Four years after it filed for Chapter 11 bankruptcy protection, and was purchased from the depths of bankruptcy court hell by Fiat S.p.A., the circle (jerk) is complete, and thanks to lead underwriter JPM, the second coming of Chrysler, this time for sale to a whole new batch of gullible ROI chasers, is now a fact with the S-1 statement filing moments ago, in which the only cash transfer will be from the VEBA Trust to new shareholders and no new cash will go to the actual company. In other words, the UAW is selling to the general public.

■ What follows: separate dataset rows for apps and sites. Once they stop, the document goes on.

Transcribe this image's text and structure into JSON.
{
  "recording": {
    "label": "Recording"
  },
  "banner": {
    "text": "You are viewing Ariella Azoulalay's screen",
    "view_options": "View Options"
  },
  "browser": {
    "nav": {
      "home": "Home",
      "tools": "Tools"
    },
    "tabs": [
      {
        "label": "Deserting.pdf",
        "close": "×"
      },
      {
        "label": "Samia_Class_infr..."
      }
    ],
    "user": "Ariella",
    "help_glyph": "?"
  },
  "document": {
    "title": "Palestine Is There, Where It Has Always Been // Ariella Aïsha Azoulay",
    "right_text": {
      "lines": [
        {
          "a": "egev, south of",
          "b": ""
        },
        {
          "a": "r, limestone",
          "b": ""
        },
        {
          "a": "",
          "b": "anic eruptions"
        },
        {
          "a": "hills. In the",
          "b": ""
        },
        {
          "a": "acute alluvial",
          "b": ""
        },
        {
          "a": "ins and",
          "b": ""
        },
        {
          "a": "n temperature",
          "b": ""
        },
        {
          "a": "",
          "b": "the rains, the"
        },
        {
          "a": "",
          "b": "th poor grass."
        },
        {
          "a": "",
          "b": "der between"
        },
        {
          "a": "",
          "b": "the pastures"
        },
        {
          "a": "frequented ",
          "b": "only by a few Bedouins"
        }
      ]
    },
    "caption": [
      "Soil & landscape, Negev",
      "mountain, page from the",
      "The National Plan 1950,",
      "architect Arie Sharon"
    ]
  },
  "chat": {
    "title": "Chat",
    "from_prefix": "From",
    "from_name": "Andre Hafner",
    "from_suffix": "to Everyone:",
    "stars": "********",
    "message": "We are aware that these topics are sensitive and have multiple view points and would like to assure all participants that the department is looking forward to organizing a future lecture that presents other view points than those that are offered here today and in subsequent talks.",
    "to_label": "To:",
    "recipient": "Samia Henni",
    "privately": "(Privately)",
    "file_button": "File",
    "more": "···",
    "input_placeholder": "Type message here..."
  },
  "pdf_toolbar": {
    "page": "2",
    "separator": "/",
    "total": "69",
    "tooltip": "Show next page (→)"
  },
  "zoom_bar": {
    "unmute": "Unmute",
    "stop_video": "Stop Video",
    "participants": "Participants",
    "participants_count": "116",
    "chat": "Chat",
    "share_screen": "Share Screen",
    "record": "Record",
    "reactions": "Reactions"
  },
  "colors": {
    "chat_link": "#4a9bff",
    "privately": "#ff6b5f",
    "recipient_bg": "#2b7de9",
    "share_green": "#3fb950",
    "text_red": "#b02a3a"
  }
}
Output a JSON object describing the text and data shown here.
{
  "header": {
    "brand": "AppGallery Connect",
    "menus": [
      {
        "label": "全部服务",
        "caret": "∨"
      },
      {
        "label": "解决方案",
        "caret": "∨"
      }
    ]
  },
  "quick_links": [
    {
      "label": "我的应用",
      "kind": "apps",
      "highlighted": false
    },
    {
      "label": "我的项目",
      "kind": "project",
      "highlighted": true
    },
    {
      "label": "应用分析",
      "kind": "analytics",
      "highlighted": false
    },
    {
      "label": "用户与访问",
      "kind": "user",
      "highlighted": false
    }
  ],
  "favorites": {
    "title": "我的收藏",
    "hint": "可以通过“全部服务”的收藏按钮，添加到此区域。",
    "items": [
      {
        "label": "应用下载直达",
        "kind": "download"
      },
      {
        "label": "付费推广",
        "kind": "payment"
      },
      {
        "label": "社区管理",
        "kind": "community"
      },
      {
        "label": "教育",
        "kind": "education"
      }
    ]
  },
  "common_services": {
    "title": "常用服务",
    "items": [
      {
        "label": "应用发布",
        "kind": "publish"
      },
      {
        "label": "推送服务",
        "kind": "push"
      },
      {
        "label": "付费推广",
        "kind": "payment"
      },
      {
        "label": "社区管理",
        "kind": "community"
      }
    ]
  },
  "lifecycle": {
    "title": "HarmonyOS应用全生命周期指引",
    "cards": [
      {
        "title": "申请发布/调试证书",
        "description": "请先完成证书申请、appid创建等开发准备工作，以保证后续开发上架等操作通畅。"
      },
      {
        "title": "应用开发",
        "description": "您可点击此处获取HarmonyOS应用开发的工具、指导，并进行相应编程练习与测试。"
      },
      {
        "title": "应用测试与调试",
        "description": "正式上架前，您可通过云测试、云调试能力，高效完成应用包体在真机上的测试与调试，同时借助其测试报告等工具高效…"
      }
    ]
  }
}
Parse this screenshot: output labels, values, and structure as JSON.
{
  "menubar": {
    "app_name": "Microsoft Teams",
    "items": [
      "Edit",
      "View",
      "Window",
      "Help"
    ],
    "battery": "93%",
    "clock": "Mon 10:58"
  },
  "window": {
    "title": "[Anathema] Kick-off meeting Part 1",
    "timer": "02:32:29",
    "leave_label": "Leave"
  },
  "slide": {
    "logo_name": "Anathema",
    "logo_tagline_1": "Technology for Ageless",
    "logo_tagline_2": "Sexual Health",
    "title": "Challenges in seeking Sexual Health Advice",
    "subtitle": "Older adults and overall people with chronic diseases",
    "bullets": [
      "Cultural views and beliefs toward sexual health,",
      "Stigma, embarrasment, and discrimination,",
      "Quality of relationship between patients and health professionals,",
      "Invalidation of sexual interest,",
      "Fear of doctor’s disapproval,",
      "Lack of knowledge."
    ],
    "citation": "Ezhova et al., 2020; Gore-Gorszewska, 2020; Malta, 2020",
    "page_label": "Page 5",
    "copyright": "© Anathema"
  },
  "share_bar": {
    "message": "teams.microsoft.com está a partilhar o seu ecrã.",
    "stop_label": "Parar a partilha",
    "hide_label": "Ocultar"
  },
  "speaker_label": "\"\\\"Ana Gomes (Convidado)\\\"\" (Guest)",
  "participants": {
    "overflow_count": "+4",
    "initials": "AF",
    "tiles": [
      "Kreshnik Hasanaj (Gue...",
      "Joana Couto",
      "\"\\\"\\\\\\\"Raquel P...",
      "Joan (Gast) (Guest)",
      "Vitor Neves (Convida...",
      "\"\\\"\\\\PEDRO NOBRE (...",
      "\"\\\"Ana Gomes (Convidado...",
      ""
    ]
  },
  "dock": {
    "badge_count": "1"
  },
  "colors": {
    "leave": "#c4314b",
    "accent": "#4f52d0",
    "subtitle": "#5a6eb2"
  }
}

Nigeria, Africa's top oil-producing nation, has a problem - too much money in its sovereign wealth fund and no idea what to do with it. Have no fear though, for as Reuters reports, Goldman Sachs, UBS, and Credit Suisse have kindly responded (to emails from long-lost cousins?) and will be allowed to managed 20% of Nigeria's $1 billion fund (which is meant to cushion against oil price shocks - good timing?) This should come as no surprise to Zero Hedge readers as we have been discussing Africa as the only place left in the world capable of incremental debt capacity (and therefore growth). There are consequences (the boom-bust cycle) to this politically-motivated capital inflow; but for now the Nigerian Sovereign Investment Authority (NSIA) states (in a reassuring manner) that the banks will invest "the fund's assets conservatively, with capital preservation in nominal terms being of primary importance," which 'nominally' fits with UBS managing their Treasury exposure and GS and CS their corporate debt exposures.